■ **Directions for this task**: Find every line in the records below that holds the word "Tatsuro", and copy each one.

■ **Input material**:
──────
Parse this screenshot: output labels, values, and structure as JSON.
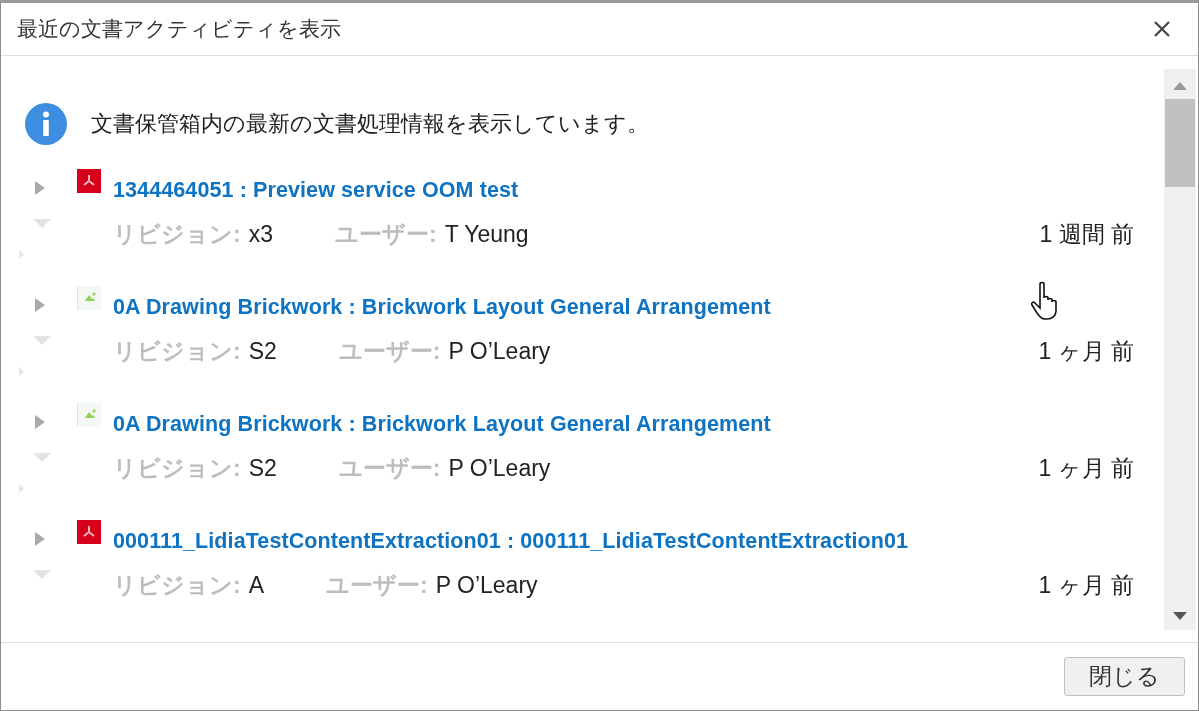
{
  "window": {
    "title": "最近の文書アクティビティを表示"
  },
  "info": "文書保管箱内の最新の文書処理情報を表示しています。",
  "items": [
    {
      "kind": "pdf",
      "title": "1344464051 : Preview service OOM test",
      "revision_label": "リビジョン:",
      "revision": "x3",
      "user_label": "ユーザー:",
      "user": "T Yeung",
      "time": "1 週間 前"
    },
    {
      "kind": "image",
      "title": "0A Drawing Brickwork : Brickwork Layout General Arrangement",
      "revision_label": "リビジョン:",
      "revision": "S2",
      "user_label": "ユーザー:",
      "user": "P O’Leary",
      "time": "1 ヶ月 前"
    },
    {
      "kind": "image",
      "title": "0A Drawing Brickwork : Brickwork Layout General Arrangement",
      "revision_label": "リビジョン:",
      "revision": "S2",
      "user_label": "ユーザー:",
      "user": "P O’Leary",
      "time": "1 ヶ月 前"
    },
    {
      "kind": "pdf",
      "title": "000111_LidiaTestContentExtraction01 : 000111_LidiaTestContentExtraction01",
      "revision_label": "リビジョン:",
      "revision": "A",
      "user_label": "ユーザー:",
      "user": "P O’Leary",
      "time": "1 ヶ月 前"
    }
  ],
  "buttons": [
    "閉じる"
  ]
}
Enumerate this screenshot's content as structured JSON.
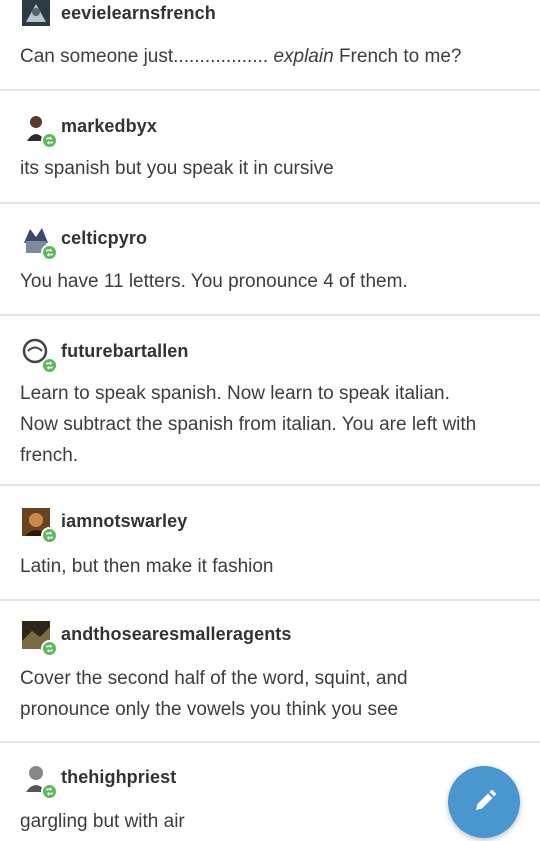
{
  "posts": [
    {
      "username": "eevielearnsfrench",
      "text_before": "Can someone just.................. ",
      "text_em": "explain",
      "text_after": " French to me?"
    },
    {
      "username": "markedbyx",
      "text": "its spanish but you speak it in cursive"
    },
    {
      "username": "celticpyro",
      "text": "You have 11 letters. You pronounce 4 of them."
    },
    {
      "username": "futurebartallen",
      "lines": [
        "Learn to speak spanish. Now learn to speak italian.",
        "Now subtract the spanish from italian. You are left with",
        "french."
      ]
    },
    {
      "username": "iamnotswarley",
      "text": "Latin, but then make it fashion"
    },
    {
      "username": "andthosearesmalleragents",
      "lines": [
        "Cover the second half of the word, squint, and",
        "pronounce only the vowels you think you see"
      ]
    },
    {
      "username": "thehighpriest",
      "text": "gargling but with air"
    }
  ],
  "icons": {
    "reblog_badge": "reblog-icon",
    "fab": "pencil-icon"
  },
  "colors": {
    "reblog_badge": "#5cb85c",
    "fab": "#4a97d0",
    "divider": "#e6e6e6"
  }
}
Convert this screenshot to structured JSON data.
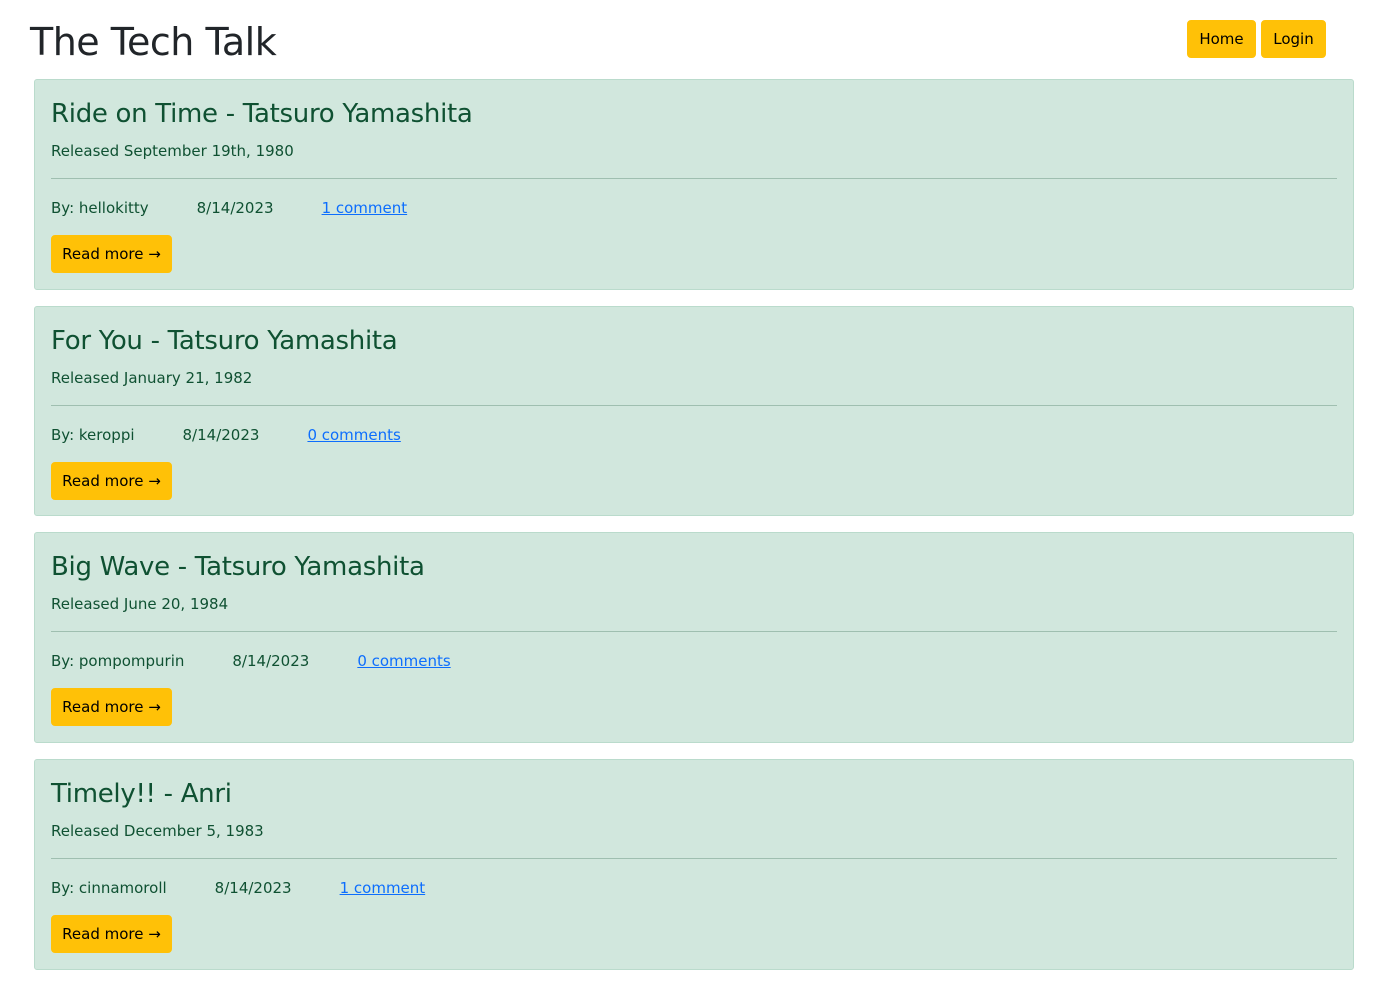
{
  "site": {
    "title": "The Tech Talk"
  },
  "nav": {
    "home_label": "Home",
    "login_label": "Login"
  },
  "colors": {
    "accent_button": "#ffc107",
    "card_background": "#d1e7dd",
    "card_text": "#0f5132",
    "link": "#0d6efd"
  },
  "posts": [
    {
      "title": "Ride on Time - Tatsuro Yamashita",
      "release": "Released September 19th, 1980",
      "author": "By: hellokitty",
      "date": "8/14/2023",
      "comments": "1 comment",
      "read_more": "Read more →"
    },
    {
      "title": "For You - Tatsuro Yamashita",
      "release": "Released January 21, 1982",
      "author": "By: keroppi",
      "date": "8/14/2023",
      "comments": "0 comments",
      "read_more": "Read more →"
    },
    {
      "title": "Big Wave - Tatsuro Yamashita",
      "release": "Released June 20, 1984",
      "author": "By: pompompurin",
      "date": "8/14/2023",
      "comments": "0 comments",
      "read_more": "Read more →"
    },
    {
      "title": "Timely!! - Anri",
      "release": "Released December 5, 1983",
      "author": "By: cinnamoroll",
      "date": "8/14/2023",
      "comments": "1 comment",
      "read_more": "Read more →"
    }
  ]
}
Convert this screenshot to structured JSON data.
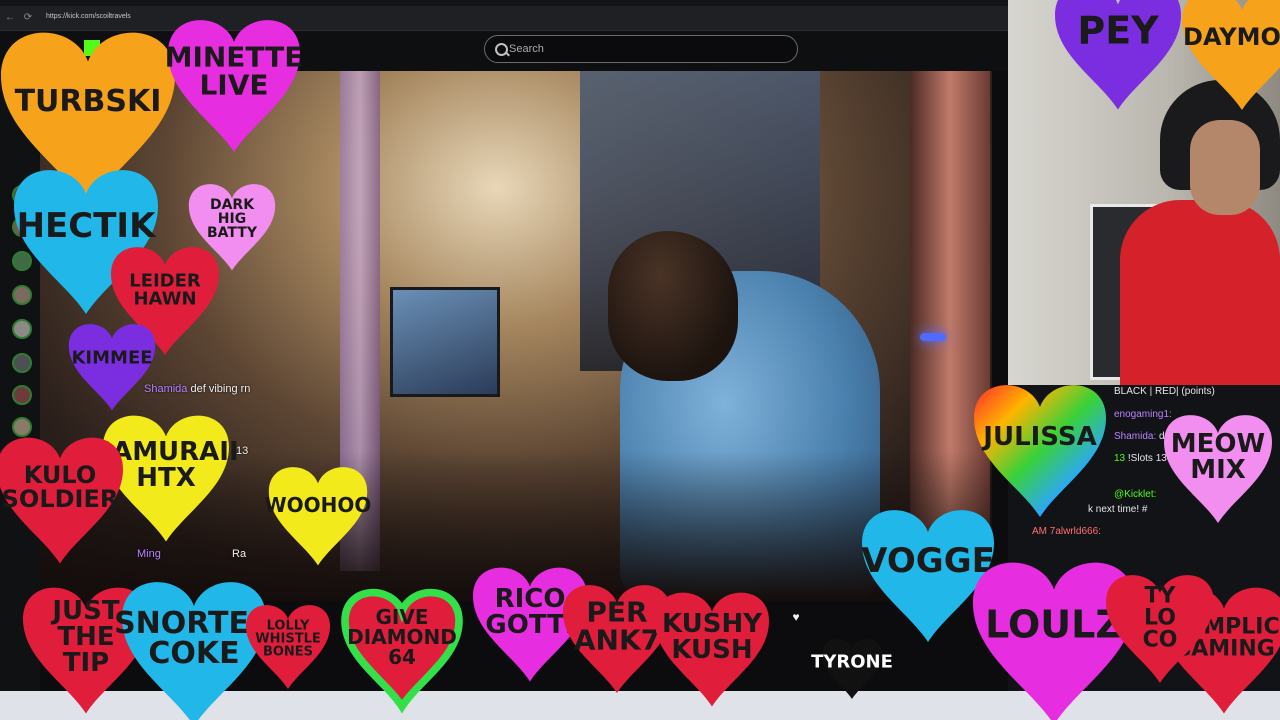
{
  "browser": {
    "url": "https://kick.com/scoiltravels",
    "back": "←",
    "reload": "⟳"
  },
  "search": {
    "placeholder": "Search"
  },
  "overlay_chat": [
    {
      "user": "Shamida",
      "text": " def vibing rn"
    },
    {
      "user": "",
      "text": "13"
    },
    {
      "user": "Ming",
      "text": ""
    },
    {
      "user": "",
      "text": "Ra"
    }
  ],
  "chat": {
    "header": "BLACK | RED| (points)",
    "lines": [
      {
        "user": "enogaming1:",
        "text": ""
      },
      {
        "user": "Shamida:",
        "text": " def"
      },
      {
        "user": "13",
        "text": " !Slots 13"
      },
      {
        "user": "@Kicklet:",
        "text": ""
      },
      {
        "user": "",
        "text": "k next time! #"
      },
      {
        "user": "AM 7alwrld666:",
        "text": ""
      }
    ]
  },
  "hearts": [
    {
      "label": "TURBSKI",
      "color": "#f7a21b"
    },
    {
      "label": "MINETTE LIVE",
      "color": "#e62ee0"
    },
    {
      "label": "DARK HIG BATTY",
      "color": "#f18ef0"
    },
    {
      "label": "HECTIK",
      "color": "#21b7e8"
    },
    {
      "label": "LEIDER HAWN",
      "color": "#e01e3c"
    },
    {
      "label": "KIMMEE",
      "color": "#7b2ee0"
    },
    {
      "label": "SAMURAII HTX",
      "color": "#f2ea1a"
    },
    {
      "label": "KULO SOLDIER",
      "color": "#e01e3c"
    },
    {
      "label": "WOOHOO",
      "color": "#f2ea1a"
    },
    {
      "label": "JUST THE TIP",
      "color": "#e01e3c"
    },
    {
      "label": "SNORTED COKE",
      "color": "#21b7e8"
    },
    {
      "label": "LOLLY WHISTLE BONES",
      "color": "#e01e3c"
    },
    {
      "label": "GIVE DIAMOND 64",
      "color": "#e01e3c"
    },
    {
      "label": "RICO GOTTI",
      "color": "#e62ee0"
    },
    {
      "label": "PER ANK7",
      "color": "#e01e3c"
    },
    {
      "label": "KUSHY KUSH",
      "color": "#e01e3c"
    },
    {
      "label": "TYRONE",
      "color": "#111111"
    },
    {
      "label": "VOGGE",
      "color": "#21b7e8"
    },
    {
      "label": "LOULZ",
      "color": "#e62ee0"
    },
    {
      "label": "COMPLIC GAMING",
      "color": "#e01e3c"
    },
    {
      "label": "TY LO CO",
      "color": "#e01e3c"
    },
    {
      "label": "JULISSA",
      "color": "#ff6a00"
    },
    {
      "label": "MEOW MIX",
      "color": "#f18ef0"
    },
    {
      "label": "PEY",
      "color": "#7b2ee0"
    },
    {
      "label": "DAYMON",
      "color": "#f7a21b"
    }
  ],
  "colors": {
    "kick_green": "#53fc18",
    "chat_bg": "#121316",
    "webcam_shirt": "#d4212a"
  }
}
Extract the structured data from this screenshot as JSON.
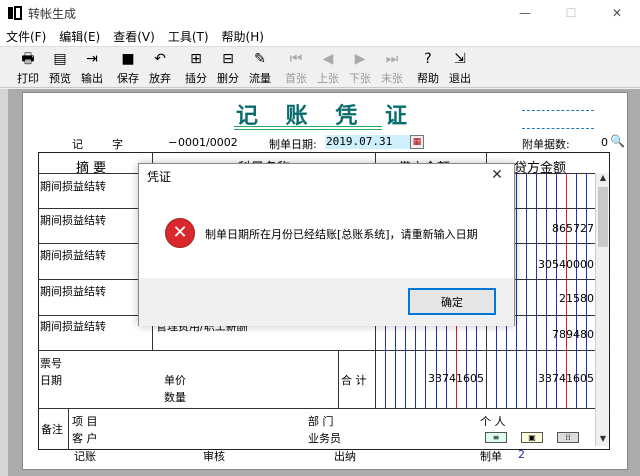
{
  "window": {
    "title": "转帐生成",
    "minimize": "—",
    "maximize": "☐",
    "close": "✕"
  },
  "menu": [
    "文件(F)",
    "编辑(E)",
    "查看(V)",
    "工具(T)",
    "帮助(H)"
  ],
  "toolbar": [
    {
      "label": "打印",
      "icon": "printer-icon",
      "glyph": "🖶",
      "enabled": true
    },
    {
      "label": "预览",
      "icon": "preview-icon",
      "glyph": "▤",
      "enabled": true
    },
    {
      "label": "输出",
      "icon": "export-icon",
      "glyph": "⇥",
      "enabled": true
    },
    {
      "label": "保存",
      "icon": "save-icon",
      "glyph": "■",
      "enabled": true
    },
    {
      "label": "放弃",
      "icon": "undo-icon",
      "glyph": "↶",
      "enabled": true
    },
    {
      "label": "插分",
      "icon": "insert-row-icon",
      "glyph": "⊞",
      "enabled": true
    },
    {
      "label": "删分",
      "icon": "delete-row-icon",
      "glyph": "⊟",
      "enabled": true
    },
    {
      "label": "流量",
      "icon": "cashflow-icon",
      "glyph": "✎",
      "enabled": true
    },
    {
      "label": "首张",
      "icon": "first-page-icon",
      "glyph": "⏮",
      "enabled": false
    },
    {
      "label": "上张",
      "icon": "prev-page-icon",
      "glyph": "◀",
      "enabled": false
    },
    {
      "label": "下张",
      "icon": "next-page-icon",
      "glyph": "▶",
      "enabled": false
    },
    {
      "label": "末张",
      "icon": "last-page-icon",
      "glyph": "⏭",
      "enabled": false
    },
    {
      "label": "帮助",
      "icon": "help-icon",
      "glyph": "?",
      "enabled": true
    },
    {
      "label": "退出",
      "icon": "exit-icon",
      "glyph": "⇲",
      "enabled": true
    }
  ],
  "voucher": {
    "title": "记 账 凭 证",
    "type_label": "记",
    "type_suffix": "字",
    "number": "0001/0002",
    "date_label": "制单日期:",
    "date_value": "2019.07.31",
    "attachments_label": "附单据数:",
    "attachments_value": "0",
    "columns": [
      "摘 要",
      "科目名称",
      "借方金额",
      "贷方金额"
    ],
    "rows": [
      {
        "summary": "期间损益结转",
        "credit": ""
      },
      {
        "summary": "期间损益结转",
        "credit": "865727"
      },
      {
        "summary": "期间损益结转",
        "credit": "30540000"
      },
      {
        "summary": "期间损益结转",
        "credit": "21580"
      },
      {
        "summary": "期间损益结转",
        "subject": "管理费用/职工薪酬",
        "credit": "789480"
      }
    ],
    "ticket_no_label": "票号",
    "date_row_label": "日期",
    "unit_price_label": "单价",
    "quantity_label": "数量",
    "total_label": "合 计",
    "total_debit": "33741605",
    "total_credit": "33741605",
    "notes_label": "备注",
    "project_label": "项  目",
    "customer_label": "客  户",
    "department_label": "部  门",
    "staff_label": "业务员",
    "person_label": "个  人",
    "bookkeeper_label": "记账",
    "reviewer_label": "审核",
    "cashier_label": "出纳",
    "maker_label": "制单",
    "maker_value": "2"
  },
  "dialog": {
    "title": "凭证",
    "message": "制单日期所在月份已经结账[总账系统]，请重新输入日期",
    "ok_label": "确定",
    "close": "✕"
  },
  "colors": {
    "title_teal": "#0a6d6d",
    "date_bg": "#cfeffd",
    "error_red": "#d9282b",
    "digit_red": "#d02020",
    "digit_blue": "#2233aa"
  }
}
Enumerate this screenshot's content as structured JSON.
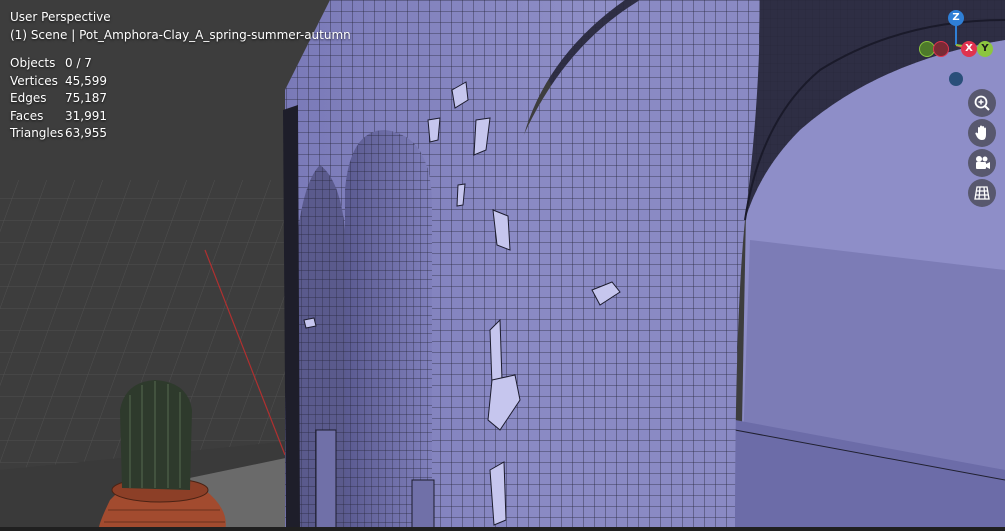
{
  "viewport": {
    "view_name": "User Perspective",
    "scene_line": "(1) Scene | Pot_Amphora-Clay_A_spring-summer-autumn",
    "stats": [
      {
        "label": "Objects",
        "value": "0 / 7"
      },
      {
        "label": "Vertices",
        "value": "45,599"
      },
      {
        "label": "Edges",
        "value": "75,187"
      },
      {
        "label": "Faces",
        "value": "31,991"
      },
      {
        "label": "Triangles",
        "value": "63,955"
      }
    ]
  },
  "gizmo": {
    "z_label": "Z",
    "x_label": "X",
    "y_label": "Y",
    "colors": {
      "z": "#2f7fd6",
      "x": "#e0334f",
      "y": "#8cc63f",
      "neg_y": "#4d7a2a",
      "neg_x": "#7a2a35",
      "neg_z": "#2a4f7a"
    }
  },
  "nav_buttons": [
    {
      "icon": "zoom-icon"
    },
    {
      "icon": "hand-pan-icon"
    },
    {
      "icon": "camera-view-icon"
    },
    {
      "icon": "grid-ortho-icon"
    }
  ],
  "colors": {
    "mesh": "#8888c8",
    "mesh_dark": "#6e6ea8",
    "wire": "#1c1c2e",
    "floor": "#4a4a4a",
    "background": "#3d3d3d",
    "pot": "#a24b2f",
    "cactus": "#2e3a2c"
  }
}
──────
■ **Reply**:
      "title": "Ride on Time - Tatsuro Yamashita",
      "title": "For You - Tatsuro Yamashita",
      "title": "Big Wave - Tatsuro Yamashita",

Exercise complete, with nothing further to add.